Citing PatentFiling datePublication dateApplicantTitle
US5633749 *Apr 30, 1996May 27, 1997Nec CorporationOptical fiber amplifier having light surge preventing function
US5644423 *Mar 13, 1996Jul 1, 1997Nec CorporationMethod and device for optical amplification
US6473224 *Dec 1, 2000Oct 29, 2002AlcatelConfigurable safety shutdown for an optical amplifier using non-volatile storage
US6490079 *Feb 9, 2001Dec 3, 2002Samsung Electronic Co., LtdDevice for suppressing transient effect of optical fiber amplifier in WDM system
US7177074Sep 18, 2002Feb 13, 2007Siemens AktiengesellschaftCircuit and method for safety shutdown of an optical amplifier
US7911685 *Nov 27, 2007Mar 22, 2011Fujitsu LimitedControl of a light source providing excitation light
DE10146001A1 *Sep 18, 2001Apr 10, 2003Siemens AgSchaltungsanordnung und Verfahren zur Sicherheitsabschaltung eines optischen Verstärkers
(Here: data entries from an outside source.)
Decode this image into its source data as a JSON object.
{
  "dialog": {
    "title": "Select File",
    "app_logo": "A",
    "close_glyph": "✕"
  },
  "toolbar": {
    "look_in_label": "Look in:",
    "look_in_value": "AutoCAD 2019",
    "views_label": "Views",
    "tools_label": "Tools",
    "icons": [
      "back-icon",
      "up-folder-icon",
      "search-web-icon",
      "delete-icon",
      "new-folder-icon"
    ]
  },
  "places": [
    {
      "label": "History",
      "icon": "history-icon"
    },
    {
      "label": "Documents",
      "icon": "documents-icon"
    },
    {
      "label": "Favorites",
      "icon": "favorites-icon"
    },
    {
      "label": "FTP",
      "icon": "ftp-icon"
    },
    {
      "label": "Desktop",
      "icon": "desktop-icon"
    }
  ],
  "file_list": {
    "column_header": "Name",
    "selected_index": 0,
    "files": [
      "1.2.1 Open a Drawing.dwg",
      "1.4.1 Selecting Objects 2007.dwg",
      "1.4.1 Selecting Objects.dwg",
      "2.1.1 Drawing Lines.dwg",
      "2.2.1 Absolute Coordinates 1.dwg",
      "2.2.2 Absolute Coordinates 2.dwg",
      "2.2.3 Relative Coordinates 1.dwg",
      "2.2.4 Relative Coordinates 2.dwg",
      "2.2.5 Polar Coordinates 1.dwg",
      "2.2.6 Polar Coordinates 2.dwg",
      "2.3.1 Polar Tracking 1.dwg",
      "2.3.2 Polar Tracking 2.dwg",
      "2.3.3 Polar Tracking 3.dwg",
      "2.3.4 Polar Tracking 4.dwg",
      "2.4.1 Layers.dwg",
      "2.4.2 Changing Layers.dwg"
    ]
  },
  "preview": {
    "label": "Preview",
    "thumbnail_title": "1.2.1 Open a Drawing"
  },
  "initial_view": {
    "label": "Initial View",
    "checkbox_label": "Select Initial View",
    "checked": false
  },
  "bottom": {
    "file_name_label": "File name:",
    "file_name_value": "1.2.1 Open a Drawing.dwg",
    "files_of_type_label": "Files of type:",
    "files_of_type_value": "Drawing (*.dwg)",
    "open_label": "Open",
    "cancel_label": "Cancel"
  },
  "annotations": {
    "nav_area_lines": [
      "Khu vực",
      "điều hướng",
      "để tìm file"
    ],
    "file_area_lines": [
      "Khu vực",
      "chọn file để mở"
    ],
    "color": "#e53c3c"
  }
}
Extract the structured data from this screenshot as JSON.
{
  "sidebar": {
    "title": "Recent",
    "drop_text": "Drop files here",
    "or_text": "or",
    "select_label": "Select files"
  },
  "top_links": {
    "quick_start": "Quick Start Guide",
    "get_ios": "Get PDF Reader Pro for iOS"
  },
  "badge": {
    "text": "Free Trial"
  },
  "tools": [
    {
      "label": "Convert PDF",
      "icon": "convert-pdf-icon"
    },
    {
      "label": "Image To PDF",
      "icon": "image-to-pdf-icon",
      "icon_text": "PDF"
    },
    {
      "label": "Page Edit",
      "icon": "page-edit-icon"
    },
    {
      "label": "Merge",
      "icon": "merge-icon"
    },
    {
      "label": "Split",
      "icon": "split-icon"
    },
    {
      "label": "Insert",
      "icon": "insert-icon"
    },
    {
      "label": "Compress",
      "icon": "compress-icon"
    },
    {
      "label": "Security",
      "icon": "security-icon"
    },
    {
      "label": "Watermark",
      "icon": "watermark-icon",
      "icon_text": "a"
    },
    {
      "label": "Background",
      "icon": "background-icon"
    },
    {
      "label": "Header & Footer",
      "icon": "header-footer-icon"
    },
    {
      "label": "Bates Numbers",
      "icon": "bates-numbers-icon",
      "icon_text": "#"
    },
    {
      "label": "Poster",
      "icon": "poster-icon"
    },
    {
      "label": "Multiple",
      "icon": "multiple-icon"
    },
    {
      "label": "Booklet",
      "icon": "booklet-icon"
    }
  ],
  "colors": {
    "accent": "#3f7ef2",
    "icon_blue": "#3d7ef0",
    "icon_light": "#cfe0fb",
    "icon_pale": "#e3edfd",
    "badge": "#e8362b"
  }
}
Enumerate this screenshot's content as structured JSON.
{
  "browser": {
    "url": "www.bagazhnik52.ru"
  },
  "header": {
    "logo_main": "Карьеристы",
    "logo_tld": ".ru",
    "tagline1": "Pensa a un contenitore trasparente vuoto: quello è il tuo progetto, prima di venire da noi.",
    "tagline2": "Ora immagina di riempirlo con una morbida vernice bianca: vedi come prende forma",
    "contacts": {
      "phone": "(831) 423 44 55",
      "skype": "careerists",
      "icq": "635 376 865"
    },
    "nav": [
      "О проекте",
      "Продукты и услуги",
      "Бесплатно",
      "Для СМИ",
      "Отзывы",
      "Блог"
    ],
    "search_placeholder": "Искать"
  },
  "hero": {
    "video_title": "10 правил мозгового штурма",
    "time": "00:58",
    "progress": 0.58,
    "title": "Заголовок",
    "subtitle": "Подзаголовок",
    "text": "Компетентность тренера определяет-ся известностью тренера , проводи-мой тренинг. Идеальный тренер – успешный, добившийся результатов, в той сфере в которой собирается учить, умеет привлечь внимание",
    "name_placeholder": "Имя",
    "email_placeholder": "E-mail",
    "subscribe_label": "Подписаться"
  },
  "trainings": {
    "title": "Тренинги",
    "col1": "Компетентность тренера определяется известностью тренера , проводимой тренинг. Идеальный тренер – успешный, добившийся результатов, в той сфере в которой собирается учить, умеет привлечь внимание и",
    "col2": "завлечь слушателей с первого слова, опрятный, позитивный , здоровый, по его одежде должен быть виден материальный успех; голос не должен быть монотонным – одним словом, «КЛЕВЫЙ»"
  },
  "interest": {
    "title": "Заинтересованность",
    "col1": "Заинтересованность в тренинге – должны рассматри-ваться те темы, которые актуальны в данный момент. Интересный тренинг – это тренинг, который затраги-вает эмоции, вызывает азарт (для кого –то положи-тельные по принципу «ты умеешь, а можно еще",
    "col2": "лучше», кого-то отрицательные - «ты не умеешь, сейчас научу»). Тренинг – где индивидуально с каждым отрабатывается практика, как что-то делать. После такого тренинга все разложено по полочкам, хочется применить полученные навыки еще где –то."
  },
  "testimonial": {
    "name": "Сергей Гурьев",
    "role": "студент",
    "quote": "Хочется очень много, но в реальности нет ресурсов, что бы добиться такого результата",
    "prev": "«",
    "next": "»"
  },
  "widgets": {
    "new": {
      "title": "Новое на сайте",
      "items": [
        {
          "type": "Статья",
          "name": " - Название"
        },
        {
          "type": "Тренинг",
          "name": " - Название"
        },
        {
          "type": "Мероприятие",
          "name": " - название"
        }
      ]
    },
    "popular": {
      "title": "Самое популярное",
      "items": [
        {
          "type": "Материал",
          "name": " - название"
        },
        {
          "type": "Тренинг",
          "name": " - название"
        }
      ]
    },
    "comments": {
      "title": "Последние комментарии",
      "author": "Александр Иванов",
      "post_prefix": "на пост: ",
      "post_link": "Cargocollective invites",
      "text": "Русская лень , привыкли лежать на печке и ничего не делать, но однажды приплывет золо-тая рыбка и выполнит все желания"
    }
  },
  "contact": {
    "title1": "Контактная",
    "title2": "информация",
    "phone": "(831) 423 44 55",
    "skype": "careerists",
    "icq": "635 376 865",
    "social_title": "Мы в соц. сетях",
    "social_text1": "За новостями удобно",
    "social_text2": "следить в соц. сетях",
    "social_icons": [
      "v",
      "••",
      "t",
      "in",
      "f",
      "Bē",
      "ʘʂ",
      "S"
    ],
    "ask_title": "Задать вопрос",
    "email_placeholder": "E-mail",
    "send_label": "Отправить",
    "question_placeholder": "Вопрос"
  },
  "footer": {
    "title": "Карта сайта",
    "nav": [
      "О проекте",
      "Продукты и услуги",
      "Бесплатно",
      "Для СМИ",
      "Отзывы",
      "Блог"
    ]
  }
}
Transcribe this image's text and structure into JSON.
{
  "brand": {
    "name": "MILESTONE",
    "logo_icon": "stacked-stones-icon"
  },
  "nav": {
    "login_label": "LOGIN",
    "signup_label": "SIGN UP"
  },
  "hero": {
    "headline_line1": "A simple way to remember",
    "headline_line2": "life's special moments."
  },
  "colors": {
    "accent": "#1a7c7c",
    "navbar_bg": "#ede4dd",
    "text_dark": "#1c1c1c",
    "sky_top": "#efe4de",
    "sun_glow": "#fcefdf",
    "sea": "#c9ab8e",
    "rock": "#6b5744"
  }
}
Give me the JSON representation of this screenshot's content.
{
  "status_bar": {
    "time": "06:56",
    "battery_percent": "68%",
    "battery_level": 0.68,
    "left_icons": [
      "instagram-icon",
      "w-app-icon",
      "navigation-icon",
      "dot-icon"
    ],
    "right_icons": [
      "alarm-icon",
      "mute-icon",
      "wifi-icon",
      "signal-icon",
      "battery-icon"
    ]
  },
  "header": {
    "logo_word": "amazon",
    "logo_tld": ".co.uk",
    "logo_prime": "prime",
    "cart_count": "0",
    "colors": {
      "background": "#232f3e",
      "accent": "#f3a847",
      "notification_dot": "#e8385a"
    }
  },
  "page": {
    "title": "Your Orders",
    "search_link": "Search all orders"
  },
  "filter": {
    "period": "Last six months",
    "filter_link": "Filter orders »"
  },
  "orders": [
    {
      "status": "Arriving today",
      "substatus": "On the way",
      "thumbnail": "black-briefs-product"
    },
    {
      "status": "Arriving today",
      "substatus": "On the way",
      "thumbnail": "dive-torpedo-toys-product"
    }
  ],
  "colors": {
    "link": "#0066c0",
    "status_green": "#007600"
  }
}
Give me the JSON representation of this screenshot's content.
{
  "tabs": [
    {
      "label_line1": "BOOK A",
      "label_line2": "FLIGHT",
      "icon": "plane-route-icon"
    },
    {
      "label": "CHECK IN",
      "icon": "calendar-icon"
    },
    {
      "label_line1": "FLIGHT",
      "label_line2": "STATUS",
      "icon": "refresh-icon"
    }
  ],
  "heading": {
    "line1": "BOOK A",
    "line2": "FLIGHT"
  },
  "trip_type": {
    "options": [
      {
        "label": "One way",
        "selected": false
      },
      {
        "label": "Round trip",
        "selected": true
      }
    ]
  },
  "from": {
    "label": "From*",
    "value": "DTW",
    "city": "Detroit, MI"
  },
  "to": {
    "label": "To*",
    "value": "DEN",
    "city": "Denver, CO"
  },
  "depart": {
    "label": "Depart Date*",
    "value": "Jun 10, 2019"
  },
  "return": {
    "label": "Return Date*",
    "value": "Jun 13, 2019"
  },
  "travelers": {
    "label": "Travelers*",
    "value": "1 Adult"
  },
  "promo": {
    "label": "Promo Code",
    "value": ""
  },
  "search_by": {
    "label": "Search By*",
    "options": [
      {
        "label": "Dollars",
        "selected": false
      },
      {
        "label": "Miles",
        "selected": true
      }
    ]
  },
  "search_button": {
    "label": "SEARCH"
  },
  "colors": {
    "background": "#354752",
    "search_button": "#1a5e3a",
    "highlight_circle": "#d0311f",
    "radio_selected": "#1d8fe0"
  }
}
DE10146001B4 *Sep 18, 2001Apr 3, 2008Nokia Siemens Networks Gmbh & Co.KgSchaltungsanordnung und Verfahren zur Sicherheitsabschaltung eines optischen Verstärkers
Classifications
U.S. Classification359/341.44, 398/37
International ClassificationH04B10/08, H04B10/17, H01S3/131, H01S3/067, H04B10/02
Cooperative ClassificationH01S3/06754, H01S3/1312, H04B10/0797, H04B10/2912
European ClassificationH04B10/00, H04B10/0797, H04B10/2912, H01S3/067G
Legal Events
DateCodeEventDescription
Sep 21, 2004FPExpired due to failure to pay maintenance fee
Effective date: 20040723
Jul 23, 2004LAPSLapse for failure to pay maintenance fees
Feb 11, 2004REMIMaintenance fee reminder mailed
Jan 18, 2000FPAYFee payment
Year of fee payment: 4
Mar 21, 1995ASAssignment
Owner name: NEC CORPORATION
Free format text: ASSIGNMENT OF ASSIGNORS INTEREST;ASSIGNOR:USHIROZAWA, MIZUYUKI;REEL/FRAME:007406/0984
Effective date: 19950308